I have not seen any information establishing a baseline for women and (T) levels to activate the HDL; but in my experience, it is rare to see a 55+ year old female with normal testosterone levels who is not supplementing with testosterone. Physical activity will increase (T) levels naturally in both men and women.
Women have a very narrow range of effectiveness with (T). Not enough (T) results in very little effect in relieving symptoms of low (T) and just a little too much results in dramatic effects such as aggressive behavior and anger. Women normally respond well to 1-2mg of testosterone topical supplementation daily, while men usually require 50-100mg of topical supplementation of (T) daily.
Pre-menopausal women in general do not suffer from arthrosclerosis or plaque build-up in the arteries before menopause. But once menopause starts and hormone levels drop the atherosclerotic process is accelerated dramatically. Roughly 10 years after menopause, plaque build-up in the arteries will be approximately equal to their male counter parts of the same age.
Main stream medicine generally does not look at (T) levels in women as a routine lab, but understanding the importance of (T) in the activation of HDL, the fact that women loose 60-70% of their (T) levels at menopause, and the atherosclerotic process acceleration at menopause…it might be time to re-think this very important laboratory test.
Laboratory testing is vitally important when considering (T) supplementation; especially in the average aging man. As men age, total and free testosterone levels drop but sometimes more significant is the increase in estrogen levels. Free testosterone, the testosterone which is free to combine with a receptor to have a therapeutic response, can also convert to estrogen. This conversion is made possible by an enzyme called aromatase.
It is well established that as men age and fat levels increase, aromatase levels and activity also increase; thereby causing those very important levels of (T) to drop, resulting in the symptoms of andropause. As estrogen levels go up, a binding globulin called SHBG (sex hormone binding globulin) also increases to help decrease estrogen levels and estrogen activity. However SHBG is not specific for estrogen. It also binds up testosterone resulting in a net loss of (T) activity. If that isn’t enough, free (T) can also be converted to DHT (dihydrotestosterone) which can affect the prostate in a negative way by causing BPH (benign prostatic hyperplasia) or enlarged prostate. It is ABSOLUTELY NECESSARY to establish base lines for: estrogen (estradiol), SHBG, DHT, and free & total testosterone when supplementing with (T) in men.

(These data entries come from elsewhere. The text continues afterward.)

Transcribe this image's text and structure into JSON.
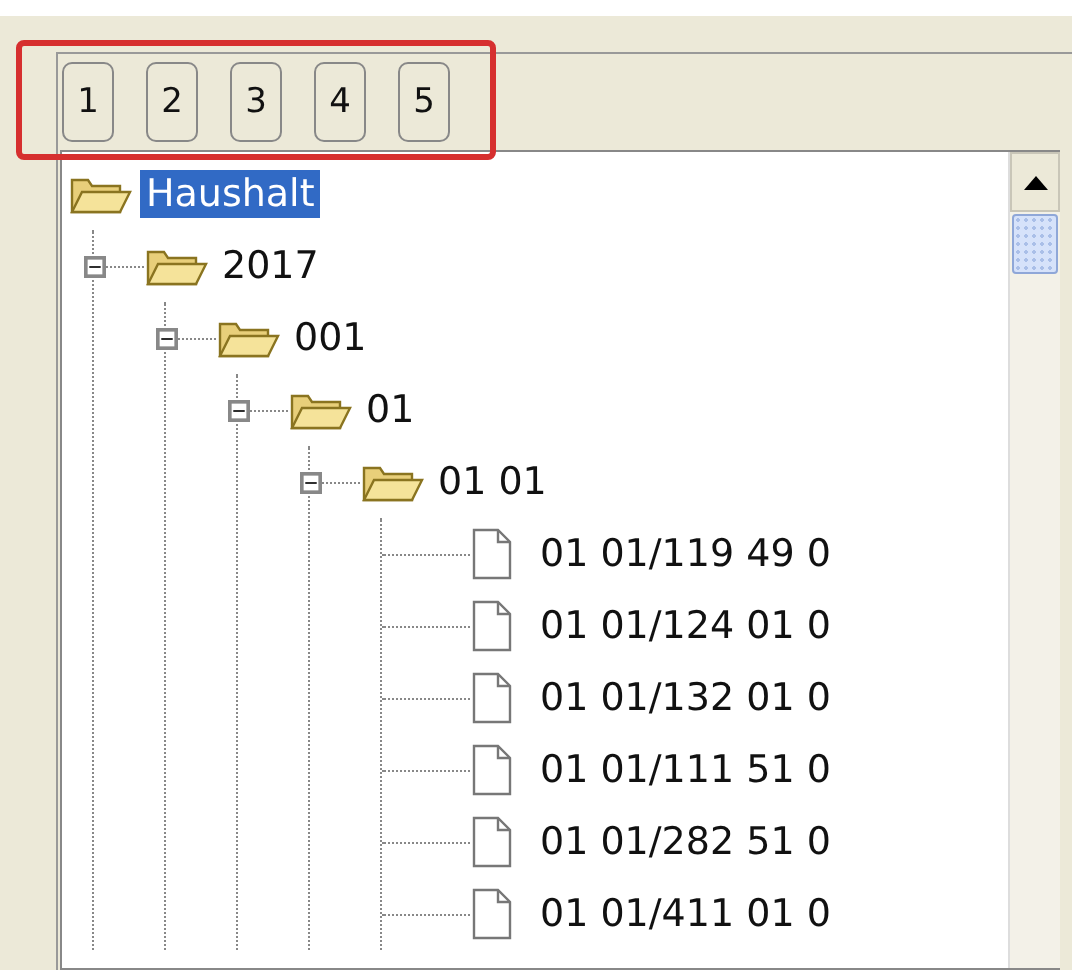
{
  "tab_buttons": [
    {
      "label": "1"
    },
    {
      "label": "2"
    },
    {
      "label": "3"
    },
    {
      "label": "4"
    },
    {
      "label": "5"
    }
  ],
  "tree": [
    {
      "label": "Haushalt",
      "kind": "folder",
      "selected": true,
      "expanded": true,
      "children": [
        {
          "label": "2017",
          "kind": "folder",
          "selected": false,
          "expanded": true,
          "children": [
            {
              "label": "001",
              "kind": "folder",
              "selected": false,
              "expanded": true,
              "children": [
                {
                  "label": "01",
                  "kind": "folder",
                  "selected": false,
                  "expanded": true,
                  "children": [
                    {
                      "label": "01 01",
                      "kind": "folder",
                      "selected": false,
                      "expanded": true,
                      "children": [
                        {
                          "label": "01 01/119 49 0",
                          "kind": "file",
                          "selected": false
                        },
                        {
                          "label": "01 01/124 01 0",
                          "kind": "file",
                          "selected": false
                        },
                        {
                          "label": "01 01/132 01 0",
                          "kind": "file",
                          "selected": false
                        },
                        {
                          "label": "01 01/111 51 0",
                          "kind": "file",
                          "selected": false
                        },
                        {
                          "label": "01 01/282 51 0",
                          "kind": "file",
                          "selected": false
                        },
                        {
                          "label": "01 01/411 01 0",
                          "kind": "file",
                          "selected": false
                        }
                      ]
                    }
                  ]
                }
              ]
            }
          ]
        }
      ]
    }
  ]
}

When testosterone levels are low and have been low for years (as seen with most aging men), one of the first things the body tries to do when (T) supplementation is introduced, is to convert or bind up the (T). (Remember, the body will always act in a defensive manner.) When testosterone levels have not been normal for years, and all of a sudden we raise levels (T) levels, the first thing the body will sometimes do is to try to lower (T) levels to what our body recognizes to be normal. When a man’s symptoms are not improved with (T) supplementation, the first thing I look for is the established baseline blood levels. Why is he not responding? Is the (T) not being absorbed? Is the (T) being converted or bound up?
These are some of the questions I will address in the next article. …..Tom White